Working data ->
+++

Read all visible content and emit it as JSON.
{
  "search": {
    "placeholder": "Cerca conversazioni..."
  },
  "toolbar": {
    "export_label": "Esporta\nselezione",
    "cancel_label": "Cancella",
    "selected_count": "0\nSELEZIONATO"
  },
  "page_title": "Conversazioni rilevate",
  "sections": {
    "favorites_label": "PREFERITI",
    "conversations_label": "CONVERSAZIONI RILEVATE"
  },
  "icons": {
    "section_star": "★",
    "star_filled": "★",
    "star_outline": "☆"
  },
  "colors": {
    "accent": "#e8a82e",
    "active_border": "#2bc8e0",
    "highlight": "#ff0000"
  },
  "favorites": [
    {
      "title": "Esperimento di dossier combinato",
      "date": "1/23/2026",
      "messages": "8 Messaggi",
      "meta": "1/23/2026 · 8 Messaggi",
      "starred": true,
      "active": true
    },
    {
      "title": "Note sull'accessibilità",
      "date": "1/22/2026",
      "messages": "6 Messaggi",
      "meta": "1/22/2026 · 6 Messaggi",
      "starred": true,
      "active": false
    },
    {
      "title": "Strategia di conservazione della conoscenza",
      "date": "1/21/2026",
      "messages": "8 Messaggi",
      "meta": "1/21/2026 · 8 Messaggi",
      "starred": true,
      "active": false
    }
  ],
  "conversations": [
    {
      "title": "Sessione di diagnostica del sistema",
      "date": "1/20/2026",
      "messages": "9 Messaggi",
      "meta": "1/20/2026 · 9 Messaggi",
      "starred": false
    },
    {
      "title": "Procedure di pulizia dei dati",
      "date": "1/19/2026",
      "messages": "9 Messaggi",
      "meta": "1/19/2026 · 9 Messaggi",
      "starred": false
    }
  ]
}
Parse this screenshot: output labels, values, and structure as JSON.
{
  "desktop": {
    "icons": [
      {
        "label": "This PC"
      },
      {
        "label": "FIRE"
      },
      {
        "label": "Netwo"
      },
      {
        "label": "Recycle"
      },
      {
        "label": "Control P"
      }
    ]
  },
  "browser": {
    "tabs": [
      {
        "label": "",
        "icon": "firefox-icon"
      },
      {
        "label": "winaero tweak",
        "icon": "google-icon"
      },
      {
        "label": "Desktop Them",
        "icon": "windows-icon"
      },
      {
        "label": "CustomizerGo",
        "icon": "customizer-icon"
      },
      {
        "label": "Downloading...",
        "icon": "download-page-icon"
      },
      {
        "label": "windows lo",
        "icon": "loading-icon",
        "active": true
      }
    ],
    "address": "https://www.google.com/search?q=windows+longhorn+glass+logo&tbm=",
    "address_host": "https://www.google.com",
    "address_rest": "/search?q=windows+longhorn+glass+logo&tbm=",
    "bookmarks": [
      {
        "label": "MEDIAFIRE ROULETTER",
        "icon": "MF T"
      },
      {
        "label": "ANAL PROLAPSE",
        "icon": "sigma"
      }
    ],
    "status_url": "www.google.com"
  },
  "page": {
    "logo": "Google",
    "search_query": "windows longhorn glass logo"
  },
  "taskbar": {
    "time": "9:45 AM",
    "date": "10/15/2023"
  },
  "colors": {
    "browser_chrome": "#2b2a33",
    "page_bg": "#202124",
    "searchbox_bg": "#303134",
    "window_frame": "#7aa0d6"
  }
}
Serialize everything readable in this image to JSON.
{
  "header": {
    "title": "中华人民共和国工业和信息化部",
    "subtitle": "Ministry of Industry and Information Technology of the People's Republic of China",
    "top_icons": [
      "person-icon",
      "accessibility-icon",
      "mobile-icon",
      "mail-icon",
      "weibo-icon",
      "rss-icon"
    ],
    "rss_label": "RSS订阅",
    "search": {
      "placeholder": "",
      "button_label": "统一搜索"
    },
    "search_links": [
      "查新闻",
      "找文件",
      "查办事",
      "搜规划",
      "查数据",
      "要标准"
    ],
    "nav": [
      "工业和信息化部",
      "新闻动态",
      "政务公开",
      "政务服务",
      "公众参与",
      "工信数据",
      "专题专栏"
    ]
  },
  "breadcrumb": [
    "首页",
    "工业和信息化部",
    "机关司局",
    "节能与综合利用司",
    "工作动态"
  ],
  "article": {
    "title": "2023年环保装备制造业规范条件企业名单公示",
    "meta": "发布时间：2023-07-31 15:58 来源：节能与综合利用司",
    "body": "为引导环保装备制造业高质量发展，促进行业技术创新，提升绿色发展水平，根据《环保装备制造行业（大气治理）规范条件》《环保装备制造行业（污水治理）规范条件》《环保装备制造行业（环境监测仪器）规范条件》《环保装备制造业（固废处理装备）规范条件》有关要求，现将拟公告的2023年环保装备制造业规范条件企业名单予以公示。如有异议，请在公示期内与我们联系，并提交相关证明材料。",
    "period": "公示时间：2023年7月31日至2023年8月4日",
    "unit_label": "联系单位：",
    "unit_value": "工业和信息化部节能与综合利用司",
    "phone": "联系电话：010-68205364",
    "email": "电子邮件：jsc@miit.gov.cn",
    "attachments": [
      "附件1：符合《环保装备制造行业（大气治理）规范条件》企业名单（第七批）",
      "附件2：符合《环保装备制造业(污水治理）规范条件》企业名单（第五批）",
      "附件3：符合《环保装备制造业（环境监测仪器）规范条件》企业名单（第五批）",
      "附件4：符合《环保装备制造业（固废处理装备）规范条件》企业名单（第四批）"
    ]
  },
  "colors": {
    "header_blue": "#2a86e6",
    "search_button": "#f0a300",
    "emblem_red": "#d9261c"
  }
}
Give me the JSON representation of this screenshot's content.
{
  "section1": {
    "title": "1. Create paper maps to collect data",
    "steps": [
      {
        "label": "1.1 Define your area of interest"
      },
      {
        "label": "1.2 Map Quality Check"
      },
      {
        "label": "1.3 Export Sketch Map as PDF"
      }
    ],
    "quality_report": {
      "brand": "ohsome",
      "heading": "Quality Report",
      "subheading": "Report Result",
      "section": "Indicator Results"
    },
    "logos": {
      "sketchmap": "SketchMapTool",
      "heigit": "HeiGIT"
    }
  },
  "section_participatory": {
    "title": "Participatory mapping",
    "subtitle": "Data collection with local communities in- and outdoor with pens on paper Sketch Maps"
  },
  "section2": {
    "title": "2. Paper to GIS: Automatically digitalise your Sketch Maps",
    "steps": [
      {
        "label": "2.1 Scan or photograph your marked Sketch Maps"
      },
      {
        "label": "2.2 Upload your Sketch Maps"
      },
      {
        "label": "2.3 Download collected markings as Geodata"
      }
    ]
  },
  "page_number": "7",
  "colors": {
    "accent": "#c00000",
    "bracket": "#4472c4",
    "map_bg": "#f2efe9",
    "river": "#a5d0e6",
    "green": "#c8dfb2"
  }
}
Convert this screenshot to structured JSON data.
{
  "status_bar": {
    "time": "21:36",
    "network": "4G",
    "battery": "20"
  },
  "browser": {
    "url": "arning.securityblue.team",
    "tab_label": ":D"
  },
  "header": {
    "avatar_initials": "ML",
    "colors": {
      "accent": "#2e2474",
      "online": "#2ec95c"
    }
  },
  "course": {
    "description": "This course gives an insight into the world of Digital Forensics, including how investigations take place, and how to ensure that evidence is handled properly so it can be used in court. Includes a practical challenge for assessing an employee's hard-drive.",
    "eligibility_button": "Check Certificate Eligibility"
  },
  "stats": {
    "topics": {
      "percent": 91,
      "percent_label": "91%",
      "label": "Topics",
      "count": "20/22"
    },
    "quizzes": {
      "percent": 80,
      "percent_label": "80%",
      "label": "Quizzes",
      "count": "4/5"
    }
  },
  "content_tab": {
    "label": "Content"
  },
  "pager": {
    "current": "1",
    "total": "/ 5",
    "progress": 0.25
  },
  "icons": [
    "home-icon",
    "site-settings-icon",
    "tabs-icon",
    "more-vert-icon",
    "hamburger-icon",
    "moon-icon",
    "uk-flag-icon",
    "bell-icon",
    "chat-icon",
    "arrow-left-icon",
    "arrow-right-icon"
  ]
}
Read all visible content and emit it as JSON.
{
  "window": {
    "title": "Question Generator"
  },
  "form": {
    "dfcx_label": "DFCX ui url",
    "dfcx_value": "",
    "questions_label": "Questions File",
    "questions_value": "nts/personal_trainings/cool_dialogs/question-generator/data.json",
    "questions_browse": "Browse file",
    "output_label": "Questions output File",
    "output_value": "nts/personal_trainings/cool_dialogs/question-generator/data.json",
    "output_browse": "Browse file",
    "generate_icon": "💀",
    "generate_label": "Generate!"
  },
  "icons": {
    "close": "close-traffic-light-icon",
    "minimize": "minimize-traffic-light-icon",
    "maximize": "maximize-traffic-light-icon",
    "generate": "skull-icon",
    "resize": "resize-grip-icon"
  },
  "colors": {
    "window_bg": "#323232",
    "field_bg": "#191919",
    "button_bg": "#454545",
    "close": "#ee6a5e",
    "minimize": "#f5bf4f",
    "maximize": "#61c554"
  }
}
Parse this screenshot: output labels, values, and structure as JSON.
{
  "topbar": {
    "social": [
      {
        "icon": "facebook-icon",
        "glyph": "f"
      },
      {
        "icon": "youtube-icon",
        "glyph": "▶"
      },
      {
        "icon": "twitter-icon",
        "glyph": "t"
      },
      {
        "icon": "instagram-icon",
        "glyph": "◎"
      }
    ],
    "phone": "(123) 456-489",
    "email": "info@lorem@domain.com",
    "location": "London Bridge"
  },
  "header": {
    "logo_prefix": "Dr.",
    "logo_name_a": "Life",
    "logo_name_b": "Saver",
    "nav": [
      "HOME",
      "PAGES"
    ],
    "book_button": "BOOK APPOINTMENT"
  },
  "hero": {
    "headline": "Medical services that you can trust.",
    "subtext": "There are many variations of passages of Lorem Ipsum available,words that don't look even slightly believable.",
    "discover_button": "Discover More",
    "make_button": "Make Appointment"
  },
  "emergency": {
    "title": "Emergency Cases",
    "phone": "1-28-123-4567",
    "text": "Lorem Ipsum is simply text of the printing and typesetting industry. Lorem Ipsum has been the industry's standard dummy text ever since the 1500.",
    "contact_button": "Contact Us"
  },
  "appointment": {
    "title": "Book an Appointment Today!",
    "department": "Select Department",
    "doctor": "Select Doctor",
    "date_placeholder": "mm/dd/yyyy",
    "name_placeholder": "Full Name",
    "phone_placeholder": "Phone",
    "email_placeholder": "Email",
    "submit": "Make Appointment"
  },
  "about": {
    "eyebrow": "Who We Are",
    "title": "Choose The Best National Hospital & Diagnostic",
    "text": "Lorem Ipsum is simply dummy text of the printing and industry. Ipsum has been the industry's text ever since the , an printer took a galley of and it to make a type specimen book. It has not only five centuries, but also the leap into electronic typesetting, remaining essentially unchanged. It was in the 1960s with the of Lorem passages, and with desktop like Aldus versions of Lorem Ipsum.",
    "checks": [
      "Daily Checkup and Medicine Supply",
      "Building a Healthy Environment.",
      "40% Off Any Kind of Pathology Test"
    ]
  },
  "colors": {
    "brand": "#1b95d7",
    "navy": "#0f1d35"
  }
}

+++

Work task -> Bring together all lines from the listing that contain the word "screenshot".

Task result ->
Parse this screenshot: output labels, values, and structure as JSON.
Give me the JSON representation of this screenshot's content.
Convert this screenshot to structured JSON data.
Parse this screenshot: output labels, values, and structure as JSON.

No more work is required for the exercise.